pablomiami: I don't know why nobody's comparing this camera with the original A7, which, as far as I remember, was marketed exactly as this "new concept" of small size with big sensor. Then quietly and gradually Sony started to increase it's size because the concept just didn't work well in real life.
Now they're trying to sell this idea again with a new name..

@Thoughts R Us - "whether you are comparing this to A7 or A7III, or whichever Sony alpha body, you are talking relatively insignificant differences in terms of a few mm or a hundred grams or so."

The weight difference versus an A7III is 141g, which is roughly equivalent to a D size battery (135g), a major league baseball (148g) or a billiard ball (155g). These are all noticeable amts of weight on a camera body. So, tape any of these things to an A7C, and you have roughly the same weight of an A7III.

As for size, it's 1" shorter in height. And visually, just having that flat top on the A7C makes the camera look sleeker, stealthier, simpler.

But also keep in mind that a lot of people like side-mount EVF, like me. I still own a Fuji X-E1 and Sony A6000, which both have side EVFs. I love side EVF, and have been hoping that someday someone would make FF versions of either of these cameras. Well, the A7C is what I've been waiting for. It being smaller and lighter is just a bonus.

Link | Posted on Sep 17, 2020 at 20:15 UTC
On article Hands-on with the new Sony a7C (289 comments in total)
In reply to:

flip 21: This camera is a crazy camera. No 6K, No 4K 60, No 4K 120fps, no 1080p 240p, the same soft 1080p, the same crap stabilization, as the A7 III... The sony A7 III should had a Fully articulated LCD in the first place when it was released. So what is the point of this camera, now, that there is the Sony A7s III? This is just an A7 III with a fully articulated LCD... a small body, with huge lenses.. and huge price

@flip 21 - Sony are going in both directions: going smaller *and* larger. Why would a manufacturer do this? Probably because there are some who prefer smaller and some who prefer larger. So the remedy would obviously be to offer different models to address both types of customers. You just have to remember that just because YOU have a certain preference doesn't mean that someone else has the SAME preference. Most camera manufacturers eventually offer cameras of varying sizes to meet diverse preferences.
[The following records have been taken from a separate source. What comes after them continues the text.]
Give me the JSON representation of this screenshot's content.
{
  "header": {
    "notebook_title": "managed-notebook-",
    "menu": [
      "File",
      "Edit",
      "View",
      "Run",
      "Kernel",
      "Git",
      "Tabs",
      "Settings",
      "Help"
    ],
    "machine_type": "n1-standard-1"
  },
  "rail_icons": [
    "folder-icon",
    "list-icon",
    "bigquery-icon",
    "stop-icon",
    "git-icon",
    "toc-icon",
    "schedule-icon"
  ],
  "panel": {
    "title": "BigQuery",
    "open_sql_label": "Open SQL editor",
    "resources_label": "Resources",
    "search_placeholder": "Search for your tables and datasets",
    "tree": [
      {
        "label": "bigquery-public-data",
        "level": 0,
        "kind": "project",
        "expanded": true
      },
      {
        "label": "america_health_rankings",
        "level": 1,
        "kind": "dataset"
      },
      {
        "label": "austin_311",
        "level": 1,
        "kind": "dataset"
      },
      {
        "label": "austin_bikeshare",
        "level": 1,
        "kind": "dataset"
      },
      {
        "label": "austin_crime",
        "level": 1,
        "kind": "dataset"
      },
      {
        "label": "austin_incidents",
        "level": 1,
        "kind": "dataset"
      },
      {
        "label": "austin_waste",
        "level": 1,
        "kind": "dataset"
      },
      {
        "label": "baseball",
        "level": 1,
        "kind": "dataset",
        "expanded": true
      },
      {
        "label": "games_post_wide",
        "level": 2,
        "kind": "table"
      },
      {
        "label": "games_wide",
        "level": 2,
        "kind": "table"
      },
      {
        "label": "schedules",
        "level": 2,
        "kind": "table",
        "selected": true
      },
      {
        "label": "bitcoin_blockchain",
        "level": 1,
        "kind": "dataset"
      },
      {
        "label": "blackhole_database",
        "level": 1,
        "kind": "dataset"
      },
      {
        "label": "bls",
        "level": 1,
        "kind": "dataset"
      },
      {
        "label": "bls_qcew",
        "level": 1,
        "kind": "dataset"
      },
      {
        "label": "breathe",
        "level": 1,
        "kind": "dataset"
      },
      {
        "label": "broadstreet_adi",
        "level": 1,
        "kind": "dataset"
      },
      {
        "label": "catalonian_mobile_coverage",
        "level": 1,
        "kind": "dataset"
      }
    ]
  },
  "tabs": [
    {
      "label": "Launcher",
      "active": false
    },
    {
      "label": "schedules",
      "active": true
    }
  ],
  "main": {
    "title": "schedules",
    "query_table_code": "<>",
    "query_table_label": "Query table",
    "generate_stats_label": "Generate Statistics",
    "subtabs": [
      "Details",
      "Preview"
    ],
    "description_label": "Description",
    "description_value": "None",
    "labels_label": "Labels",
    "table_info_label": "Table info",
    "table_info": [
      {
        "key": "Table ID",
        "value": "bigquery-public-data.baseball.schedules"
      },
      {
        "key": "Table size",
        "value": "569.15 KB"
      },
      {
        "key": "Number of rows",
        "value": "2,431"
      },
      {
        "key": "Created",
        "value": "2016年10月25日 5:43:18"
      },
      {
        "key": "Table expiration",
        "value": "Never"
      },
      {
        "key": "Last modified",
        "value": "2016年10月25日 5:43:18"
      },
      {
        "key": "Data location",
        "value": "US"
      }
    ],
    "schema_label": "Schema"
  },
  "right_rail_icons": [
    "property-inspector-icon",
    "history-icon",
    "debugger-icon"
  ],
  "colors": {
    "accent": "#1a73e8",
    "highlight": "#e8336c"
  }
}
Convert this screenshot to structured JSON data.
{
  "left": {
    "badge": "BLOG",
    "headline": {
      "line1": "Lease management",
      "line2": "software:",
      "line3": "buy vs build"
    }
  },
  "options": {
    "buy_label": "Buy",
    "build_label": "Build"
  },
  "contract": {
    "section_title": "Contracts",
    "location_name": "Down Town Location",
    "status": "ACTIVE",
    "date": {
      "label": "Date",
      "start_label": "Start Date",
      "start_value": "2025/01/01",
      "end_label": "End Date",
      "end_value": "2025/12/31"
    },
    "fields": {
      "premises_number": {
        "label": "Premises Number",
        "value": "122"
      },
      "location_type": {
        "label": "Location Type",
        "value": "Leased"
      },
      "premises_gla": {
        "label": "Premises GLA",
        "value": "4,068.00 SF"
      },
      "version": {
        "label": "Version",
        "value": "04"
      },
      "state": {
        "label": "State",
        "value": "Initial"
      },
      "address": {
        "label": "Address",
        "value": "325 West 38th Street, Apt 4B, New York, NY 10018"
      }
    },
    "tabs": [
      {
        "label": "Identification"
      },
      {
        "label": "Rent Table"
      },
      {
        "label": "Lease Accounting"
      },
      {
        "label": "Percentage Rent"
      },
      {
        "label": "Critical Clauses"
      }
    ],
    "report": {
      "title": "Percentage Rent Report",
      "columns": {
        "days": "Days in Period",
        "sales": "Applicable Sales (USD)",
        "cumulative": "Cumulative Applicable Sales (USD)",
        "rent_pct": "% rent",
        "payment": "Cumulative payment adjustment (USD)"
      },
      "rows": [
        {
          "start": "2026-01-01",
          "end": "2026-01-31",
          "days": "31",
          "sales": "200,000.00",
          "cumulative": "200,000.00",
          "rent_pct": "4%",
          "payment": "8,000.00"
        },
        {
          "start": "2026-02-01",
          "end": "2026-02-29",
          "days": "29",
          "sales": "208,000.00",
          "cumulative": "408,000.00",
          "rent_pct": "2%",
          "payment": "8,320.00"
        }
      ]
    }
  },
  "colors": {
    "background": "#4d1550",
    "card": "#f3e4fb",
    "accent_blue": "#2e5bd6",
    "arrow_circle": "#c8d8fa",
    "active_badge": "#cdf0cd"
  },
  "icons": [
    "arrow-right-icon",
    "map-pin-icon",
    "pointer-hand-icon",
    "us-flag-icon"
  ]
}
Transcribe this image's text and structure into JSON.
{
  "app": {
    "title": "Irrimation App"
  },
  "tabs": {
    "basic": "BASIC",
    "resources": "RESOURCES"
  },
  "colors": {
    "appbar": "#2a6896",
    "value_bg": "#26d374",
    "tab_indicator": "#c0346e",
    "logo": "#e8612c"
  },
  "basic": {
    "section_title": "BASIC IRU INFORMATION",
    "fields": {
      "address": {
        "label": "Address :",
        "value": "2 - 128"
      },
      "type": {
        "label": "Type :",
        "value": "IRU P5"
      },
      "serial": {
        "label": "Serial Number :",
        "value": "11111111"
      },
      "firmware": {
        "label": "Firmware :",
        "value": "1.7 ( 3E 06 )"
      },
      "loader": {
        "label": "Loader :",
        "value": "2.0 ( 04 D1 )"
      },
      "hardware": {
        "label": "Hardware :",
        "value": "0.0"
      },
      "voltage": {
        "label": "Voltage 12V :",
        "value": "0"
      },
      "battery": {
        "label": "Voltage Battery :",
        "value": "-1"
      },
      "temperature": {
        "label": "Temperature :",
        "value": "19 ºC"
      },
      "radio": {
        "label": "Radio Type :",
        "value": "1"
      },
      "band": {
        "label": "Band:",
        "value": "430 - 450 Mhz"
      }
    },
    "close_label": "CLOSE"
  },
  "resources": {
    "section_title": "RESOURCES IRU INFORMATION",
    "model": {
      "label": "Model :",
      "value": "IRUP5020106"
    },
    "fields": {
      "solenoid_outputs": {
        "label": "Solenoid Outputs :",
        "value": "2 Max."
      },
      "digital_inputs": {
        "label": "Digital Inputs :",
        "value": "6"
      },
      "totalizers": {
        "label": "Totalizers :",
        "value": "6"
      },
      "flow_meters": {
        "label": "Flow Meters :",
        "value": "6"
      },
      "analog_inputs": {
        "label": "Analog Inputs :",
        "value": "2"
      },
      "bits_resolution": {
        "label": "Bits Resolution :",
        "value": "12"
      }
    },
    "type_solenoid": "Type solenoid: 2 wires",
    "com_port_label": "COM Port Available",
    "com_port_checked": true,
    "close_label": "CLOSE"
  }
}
It's not a one-size-fits-all world.

As for Sony specifically, you have to remember that the A6XXX bodies have been highly successful for Sony. (Yes, those are cameras with interchangeable lenses, too.) So it makes sense that they would adopt a similar body size and form factor for FF. Why not? It's not as if Sony is taking away one of their larger A7 bodies because they introduced the A7C! The A7C is IN ADDITION TO the bodies they already offer.

Link | Posted on Sep 17, 2020 at 19:56 UTC
Total: 9575, showing: 1 – 20
« First‹ Previous12345Next ›Last »